The task:
Retype all of the records shown beneath this task, exactly as they stand.

Data listing:
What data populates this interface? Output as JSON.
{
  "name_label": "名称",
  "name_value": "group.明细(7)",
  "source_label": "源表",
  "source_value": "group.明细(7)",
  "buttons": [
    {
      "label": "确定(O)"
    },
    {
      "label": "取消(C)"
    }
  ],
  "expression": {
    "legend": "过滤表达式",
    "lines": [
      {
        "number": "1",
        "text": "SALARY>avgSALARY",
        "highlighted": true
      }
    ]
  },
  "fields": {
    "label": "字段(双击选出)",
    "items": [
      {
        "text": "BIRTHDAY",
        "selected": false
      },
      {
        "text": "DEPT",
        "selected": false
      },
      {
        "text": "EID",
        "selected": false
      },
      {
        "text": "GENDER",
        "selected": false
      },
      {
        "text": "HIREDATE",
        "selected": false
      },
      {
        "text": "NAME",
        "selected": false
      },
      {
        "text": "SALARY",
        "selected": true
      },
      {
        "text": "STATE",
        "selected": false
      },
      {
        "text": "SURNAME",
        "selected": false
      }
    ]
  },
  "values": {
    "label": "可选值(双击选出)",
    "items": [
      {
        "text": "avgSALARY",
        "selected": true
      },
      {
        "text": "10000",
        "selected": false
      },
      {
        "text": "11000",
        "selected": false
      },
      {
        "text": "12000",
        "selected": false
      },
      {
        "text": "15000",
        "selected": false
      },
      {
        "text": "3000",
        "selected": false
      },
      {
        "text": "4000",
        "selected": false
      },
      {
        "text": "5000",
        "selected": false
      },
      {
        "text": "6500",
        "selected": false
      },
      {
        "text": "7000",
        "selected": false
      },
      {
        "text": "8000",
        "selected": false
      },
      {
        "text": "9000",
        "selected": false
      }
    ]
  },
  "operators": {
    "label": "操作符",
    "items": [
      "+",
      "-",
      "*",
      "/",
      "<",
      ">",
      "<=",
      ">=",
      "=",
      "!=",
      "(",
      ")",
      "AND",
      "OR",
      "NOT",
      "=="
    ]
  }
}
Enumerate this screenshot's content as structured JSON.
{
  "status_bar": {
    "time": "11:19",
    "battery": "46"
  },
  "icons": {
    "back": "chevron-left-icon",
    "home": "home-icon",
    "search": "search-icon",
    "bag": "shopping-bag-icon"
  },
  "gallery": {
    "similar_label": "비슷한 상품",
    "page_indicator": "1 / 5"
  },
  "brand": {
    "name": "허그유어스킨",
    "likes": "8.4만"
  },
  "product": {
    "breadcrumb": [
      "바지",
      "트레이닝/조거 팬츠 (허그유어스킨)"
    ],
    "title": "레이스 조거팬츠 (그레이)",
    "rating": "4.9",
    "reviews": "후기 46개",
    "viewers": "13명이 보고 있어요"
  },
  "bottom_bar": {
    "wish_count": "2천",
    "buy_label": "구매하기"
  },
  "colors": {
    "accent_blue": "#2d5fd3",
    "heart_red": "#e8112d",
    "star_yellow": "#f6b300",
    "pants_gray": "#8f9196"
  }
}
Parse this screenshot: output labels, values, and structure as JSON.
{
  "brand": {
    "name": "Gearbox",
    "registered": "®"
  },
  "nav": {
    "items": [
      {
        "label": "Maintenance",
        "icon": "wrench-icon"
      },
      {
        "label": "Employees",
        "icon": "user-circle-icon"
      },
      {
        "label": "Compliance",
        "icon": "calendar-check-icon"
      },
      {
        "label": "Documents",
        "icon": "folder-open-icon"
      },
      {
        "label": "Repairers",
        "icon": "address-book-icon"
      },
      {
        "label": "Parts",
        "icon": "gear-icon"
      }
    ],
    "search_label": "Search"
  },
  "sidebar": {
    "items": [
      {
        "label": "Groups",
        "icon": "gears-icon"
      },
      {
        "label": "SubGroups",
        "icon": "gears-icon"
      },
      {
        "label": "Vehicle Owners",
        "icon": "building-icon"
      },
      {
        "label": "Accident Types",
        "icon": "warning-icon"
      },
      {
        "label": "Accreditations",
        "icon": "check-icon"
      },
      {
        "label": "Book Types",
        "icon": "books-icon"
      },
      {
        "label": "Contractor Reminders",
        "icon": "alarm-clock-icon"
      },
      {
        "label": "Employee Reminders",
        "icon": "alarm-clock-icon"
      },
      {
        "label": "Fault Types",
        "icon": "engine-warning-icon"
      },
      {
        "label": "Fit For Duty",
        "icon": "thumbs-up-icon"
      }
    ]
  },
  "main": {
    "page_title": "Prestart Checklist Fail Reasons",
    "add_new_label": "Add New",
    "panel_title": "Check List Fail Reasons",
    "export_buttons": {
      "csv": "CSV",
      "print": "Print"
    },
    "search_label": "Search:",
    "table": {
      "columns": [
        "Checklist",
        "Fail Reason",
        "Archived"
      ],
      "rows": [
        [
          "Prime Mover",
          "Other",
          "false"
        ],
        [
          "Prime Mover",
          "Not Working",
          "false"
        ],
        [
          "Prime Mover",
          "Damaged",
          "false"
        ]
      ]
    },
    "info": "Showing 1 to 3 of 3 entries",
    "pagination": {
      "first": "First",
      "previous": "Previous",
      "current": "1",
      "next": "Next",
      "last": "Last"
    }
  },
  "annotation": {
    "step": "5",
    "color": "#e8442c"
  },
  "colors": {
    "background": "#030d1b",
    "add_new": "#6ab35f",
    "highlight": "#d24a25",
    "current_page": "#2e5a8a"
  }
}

Answer space:
What data populates this interface? Output as JSON.
{
  "name_label": "名称",
  "name_value": "group.明细(7)",
  "source_label": "源表",
  "source_value": "group.明细(7)",
  "buttons": [
    {
      "label": "确定(O)"
    },
    {
      "label": "取消(C)"
    }
  ],
  "expression": {
    "legend": "过滤表达式",
    "lines": [
      {
        "number": "1",
        "text": "SALARY>avgSALARY",
        "highlighted": true
      }
    ]
  },
  "fields": {
    "label": "字段(双击选出)",
    "items": [
      {
        "text": "BIRTHDAY",
        "selected": false
      },
      {
        "text": "DEPT",
        "selected": false
      },
      {
        "text": "EID",
        "selected": false
      },
      {
        "text": "GENDER",
        "selected": false
      },
      {
        "text": "HIREDATE",
        "selected": false
      },
      {
        "text": "NAME",
        "selected": false
      },
      {
        "text": "SALARY",
        "selected": true
      },
      {
        "text": "STATE",
        "selected": false
      },
      {
        "text": "SURNAME",
        "selected": false
      }
    ]
  },
  "values": {
    "label": "可选值(双击选出)",
    "items": [
      {
        "text": "avgSALARY",
        "selected": true
      },
      {
        "text": "10000",
        "selected": false
      },
      {
        "text": "11000",
        "selected": false
      },
      {
        "text": "12000",
        "selected": false
      },
      {
        "text": "15000",
        "selected": false
      },
      {
        "text": "3000",
        "selected": false
      },
      {
        "text": "4000",
        "selected": false
      },
      {
        "text": "5000",
        "selected": false
      },
      {
        "text": "6500",
        "selected": false
      },
      {
        "text": "7000",
        "selected": false
      },
      {
        "text": "8000",
        "selected": false
      },
      {
        "text": "9000",
        "selected": false
      }
    ]
  },
  "operators": {
    "label": "操作符",
    "items": [
      "+",
      "-",
      "*",
      "/",
      "<",
      ">",
      "<=",
      ">=",
      "=",
      "!=",
      "(",
      ")",
      "AND",
      "OR",
      "NOT",
      "=="
    ]
  }
}
Enumerate this screenshot's content as structured JSON.
{
  "status_bar": {
    "time": "11:19",
    "battery": "46"
  },
  "icons": {
    "back": "chevron-left-icon",
    "home": "home-icon",
    "search": "search-icon",
    "bag": "shopping-bag-icon"
  },
  "gallery": {
    "similar_label": "비슷한 상품",
    "page_indicator": "1 / 5"
  },
  "brand": {
    "name": "허그유어스킨",
    "likes": "8.4만"
  },
  "product": {
    "breadcrumb": [
      "바지",
      "트레이닝/조거 팬츠 (허그유어스킨)"
    ],
    "title": "레이스 조거팬츠 (그레이)",
    "rating": "4.9",
    "reviews": "후기 46개",
    "viewers": "13명이 보고 있어요"
  },
  "bottom_bar": {
    "wish_count": "2천",
    "buy_label": "구매하기"
  },
  "colors": {
    "accent_blue": "#2d5fd3",
    "heart_red": "#e8112d",
    "star_yellow": "#f6b300",
    "pants_gray": "#8f9196"
  }
}
Parse this screenshot: output labels, values, and structure as JSON.
{
  "brand": {
    "name": "Gearbox",
    "registered": "®"
  },
  "nav": {
    "items": [
      {
        "label": "Maintenance",
        "icon": "wrench-icon"
      },
      {
        "label": "Employees",
        "icon": "user-circle-icon"
      },
      {
        "label": "Compliance",
        "icon": "calendar-check-icon"
      },
      {
        "label": "Documents",
        "icon": "folder-open-icon"
      },
      {
        "label": "Repairers",
        "icon": "address-book-icon"
      },
      {
        "label": "Parts",
        "icon": "gear-icon"
      }
    ],
    "search_label": "Search"
  },
  "sidebar": {
    "items": [
      {
        "label": "Groups",
        "icon": "gears-icon"
      },
      {
        "label": "SubGroups",
        "icon": "gears-icon"
      },
      {
        "label": "Vehicle Owners",
        "icon": "building-icon"
      },
      {
        "label": "Accident Types",
        "icon": "warning-icon"
      },
      {
        "label": "Accreditations",
        "icon": "check-icon"
      },
      {
        "label": "Book Types",
        "icon": "books-icon"
      },
      {
        "label": "Contractor Reminders",
        "icon": "alarm-clock-icon"
      },
      {
        "label": "Employee Reminders",
        "icon": "alarm-clock-icon"
      },
      {
        "label": "Fault Types",
        "icon": "engine-warning-icon"
      },
      {
        "label": "Fit For Duty",
        "icon": "thumbs-up-icon"
      }
    ]
  },
  "main": {
    "page_title": "Prestart Checklist Fail Reasons",
    "add_new_label": "Add New",
    "panel_title": "Check List Fail Reasons",
    "export_buttons": {
      "csv": "CSV",
      "print": "Print"
    },
    "search_label": "Search:",
    "table": {
      "columns": [
        "Checklist",
        "Fail Reason",
        "Archived"
      ],
      "rows": [
        [
          "Prime Mover",
          "Other",
          "false"
        ],
        [
          "Prime Mover",
          "Not Working",
          "false"
        ],
        [
          "Prime Mover",
          "Damaged",
          "false"
        ]
      ]
    },
    "info": "Showing 1 to 3 of 3 entries",
    "pagination": {
      "first": "First",
      "previous": "Previous",
      "current": "1",
      "next": "Next",
      "last": "Last"
    }
  },
  "annotation": {
    "step": "5",
    "color": "#e8442c"
  },
  "colors": {
    "background": "#030d1b",
    "add_new": "#6ab35f",
    "highlight": "#d24a25",
    "current_page": "#2e5a8a"
  }
}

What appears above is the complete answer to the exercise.